One of the most common mistakes is that when hospitals implement an EHR megasuite, they don't follow the vendor's best practices. By changing the default screens and building a custom version, there is a "domino effect" of changes and problems created, Simcox said. In addition to problems in the system itself, customizing the system often lets the vendor off the hook if something goes wrong down the road, he said. Instead of changing the EHR system to match how things have always been done, Simcox said that all hospital employees, from administrators to nurses, should be trained to follow the best practices of the EHR system.

Failing To Consider Disaster Recovery

While hospitals often budget for disaster recovery, they're not keeping up with it, Simcox said. By thinking of disaster recovery as a destination instead of a journey, a lot of hospitals fail to update their disaster recovery plans as they use more storage or add new systems, he said. For example, one Logicalis customer had spent a lot of money on disaster recovery but had never fully tested it. The hospital had an outage last week, Simcox said, and was not able to bring up the disaster recovery site due to a hardware vendor issue.

"That's an example of well-meaning individuals saying we're going to invest in DR, but not really taking a best practices approach to it and testing it," Simcox said.

Missing Out On Meaningful Use 2

Under the Meaningful Use Stage 2, hospitals are eligible for incentives for having a patient portal and engaging patients in the portal. However, many of them aren't taking advantage of these incentives in advance of the Oct. 1, 2015, working deadline, Simcox said.

"There are organizations that are leaving money on the table by not doing this," Simcox said. "Pretty soon, not only are they going to miss out on incentive payments, they're going to get penalized. It turns from a carrot into a stick."

Missing Out On Mobility

As recent graduates enter the workforce, hospitals are having to loosen their tight grip on mobile technologies to attract top talent, Simcox said. While this is happening across all industries, Simcox said the shift to mobile was particularly dramatic in hospitals because doctors are information-driven and make decisions with data. However, hospitals didn't always have the right networks, security, devices and staff to make the shift. Adding to the problem, Simcox said, is that a lot of EHR vendors didn't have mobile views on their systems.

"It's upheaval right now," Simcox said, as EHR vendors and hospitals haven't caught up to mobile technologies but doctors are already using it. "Necessity is the mother of invention."

Missing Out On ICD-10 Readiness

The latest revision of the International Statistical Classification of Diseases and Related Health Problems, or ICD-10, significantly increases the number of diagnostic codes for doctors. Its adoption is important if hospitals want to get paid by the federal government, Simcox said. ICD-10 has a lot of benefits, including more specific diagnostic medical history. However, many doctors and hospitals are hesitant to adopt it as it greatly increases the number of codes they have to memorize. Simcox said solution providers can assist hospitals in getting past this hurdle if they help doctors build subsets of common codes that they will have to know, instead of having to memorize them all.

Lacking Analytics

Hospitals usually lack analytics when they don't have a single system for data, Simcox said.

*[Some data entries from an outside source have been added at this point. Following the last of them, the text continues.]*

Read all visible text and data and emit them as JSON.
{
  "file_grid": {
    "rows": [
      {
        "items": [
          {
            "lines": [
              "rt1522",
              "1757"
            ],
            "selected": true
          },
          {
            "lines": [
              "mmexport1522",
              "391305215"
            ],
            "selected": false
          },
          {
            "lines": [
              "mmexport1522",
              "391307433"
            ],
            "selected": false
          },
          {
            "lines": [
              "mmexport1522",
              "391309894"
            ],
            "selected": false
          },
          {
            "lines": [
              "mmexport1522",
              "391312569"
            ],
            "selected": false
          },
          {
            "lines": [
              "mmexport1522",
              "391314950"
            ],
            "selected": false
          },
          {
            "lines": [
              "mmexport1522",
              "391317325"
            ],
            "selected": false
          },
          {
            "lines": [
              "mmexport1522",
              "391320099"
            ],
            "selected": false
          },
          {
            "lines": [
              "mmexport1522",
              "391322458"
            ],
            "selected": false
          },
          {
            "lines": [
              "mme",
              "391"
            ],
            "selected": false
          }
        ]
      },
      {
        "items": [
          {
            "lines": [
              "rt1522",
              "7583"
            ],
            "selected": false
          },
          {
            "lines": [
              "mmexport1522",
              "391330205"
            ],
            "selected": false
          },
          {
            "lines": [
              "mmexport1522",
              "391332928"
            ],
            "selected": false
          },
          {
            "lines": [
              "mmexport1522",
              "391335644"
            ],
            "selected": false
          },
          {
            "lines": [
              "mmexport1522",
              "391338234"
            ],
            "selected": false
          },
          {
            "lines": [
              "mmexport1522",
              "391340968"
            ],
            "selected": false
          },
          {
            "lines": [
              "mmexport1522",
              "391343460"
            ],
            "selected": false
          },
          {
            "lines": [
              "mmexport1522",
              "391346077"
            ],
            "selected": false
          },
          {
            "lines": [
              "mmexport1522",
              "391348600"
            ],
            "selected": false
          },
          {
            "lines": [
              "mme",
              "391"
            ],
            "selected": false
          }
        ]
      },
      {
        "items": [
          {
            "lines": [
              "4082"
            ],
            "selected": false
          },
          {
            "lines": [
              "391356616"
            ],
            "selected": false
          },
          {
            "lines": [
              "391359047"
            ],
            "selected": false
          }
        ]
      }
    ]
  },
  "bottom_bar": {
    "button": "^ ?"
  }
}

A possible solution is a data warehouse to hold copies of data, but this can be costly as it doubles the amount of storage needed and may require extra staff to build data governance, curation and warehousing. The advantage of having better analytics, Simcox said, is that doctors can practice better medicine and see larger trends. For example, Simcox said that a client hospital recently lowered re-admissions after discovering through analytics that patients with similar respiratory symptoms all lived in the same building. On further investigation, a mold problem was discovered in the building, which had been causing the breathing issues.